* WORK INSTRUCTION: Whenever a line in the following entries includes "data", tally it. Report nothing except the final count.

* INPUT FOR THIS TASK:
========================================

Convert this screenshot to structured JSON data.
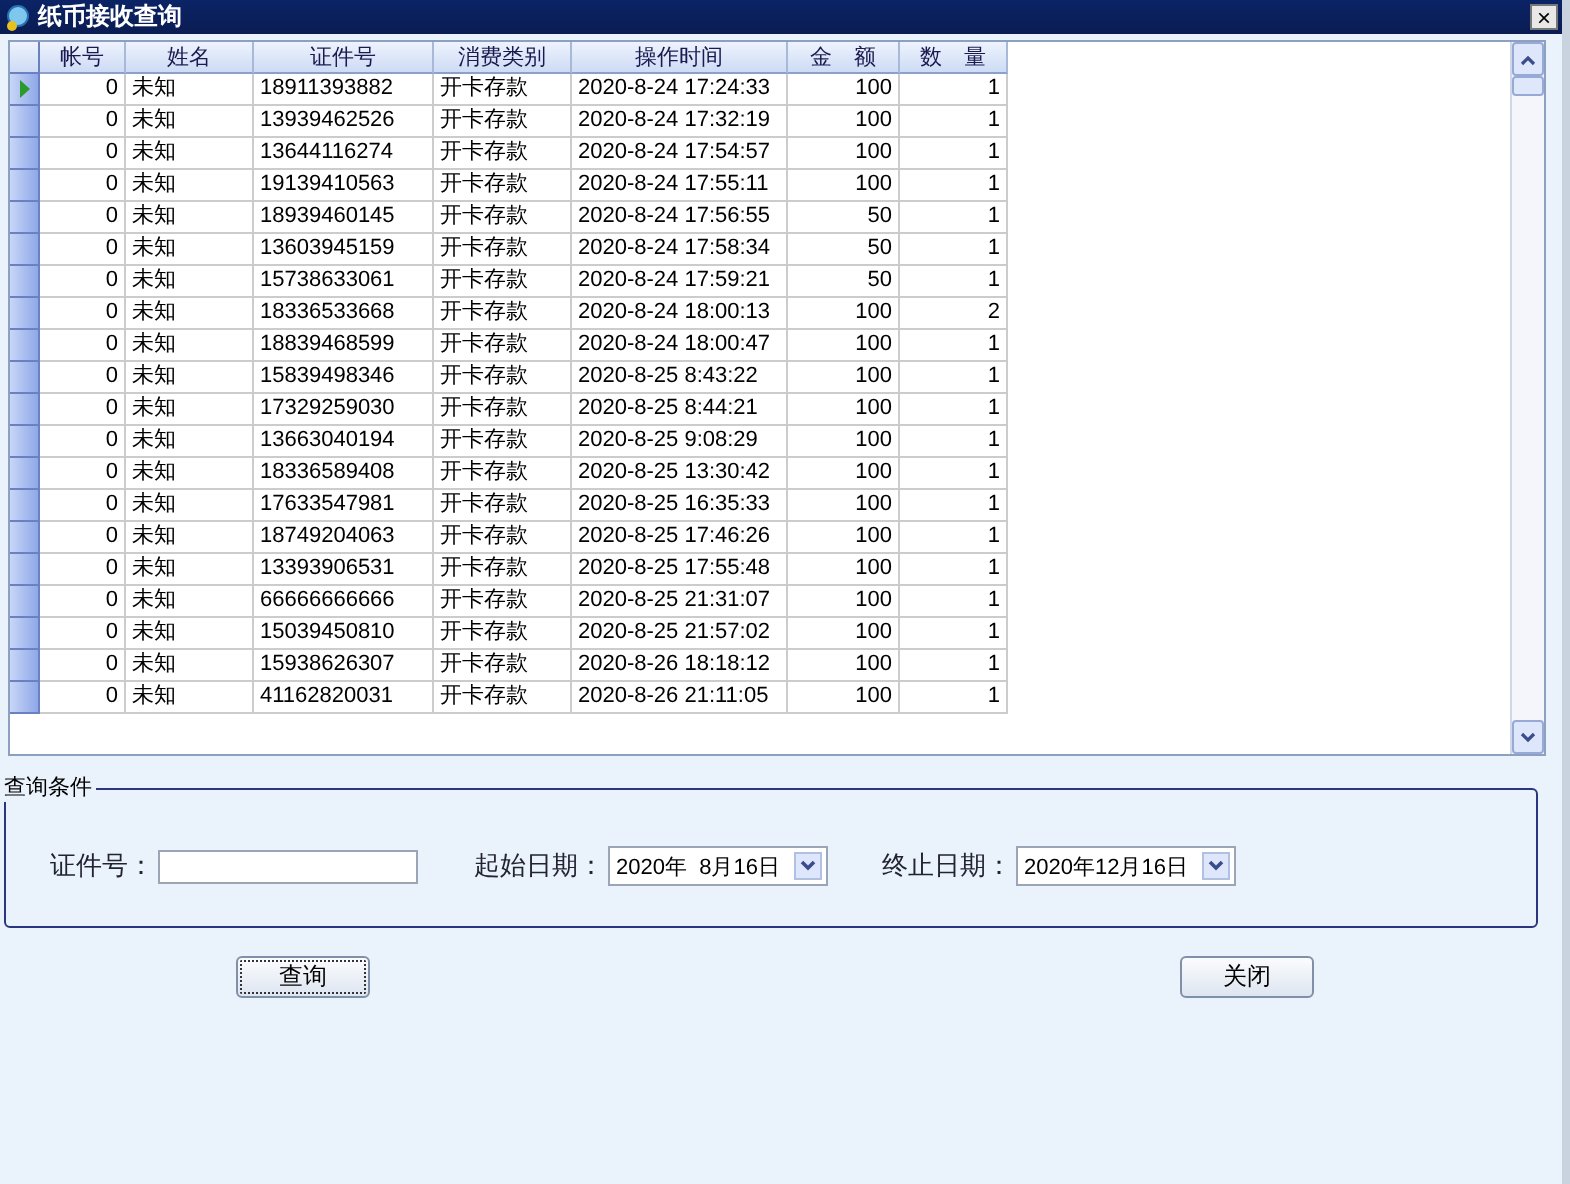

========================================

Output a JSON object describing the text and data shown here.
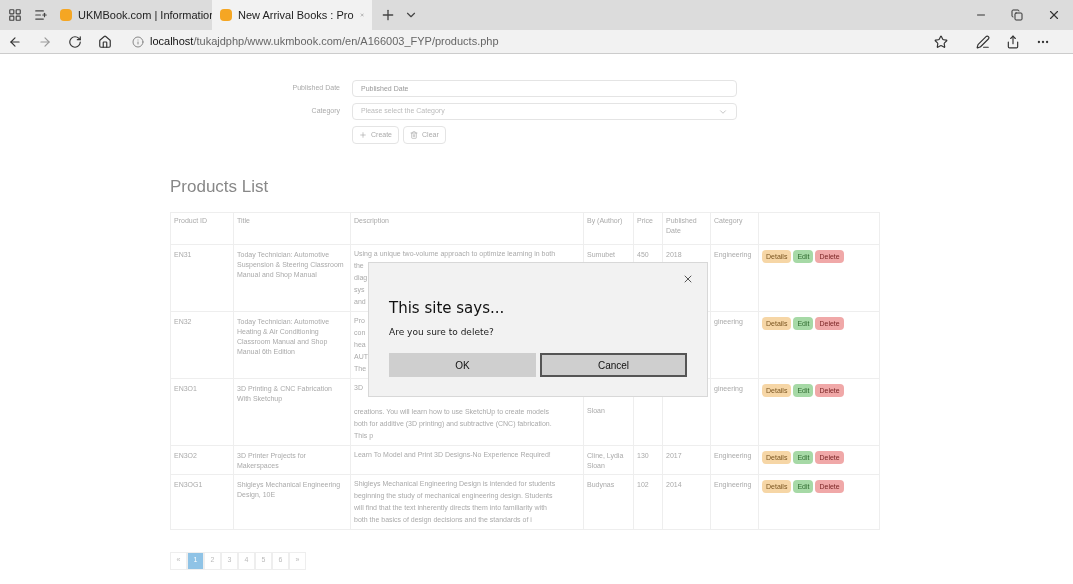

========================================

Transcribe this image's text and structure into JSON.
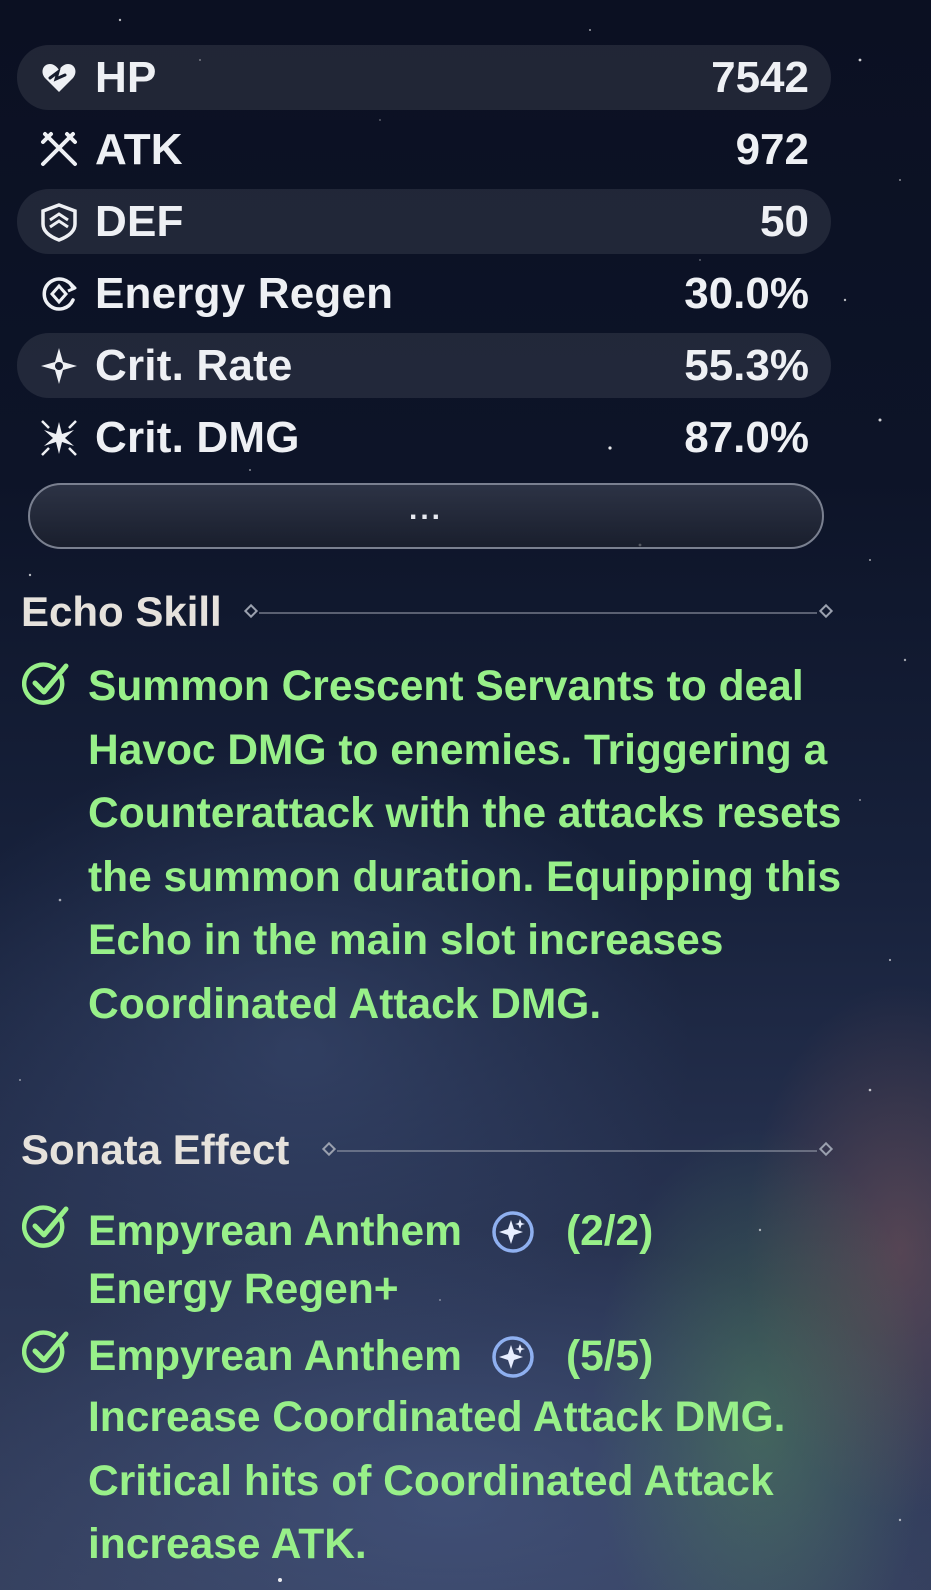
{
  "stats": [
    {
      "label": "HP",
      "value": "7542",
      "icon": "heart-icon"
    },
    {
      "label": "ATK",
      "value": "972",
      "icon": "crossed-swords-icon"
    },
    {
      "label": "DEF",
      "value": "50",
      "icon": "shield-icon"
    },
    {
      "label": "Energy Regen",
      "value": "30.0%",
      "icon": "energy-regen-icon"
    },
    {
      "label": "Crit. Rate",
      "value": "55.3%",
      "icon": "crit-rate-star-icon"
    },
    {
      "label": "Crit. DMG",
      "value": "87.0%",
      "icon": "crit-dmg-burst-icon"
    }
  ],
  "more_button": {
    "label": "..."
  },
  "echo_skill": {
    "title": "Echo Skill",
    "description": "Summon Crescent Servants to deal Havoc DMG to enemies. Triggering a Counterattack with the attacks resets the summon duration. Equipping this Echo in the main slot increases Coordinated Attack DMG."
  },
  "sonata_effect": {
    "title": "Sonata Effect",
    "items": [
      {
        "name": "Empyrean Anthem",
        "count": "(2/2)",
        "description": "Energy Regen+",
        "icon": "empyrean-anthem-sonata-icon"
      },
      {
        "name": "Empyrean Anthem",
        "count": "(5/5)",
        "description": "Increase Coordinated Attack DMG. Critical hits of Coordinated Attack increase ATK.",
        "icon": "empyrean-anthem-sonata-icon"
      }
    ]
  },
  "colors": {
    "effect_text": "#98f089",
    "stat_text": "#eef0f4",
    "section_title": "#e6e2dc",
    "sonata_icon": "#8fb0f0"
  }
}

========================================

* COMPLETED EXERCISE: 2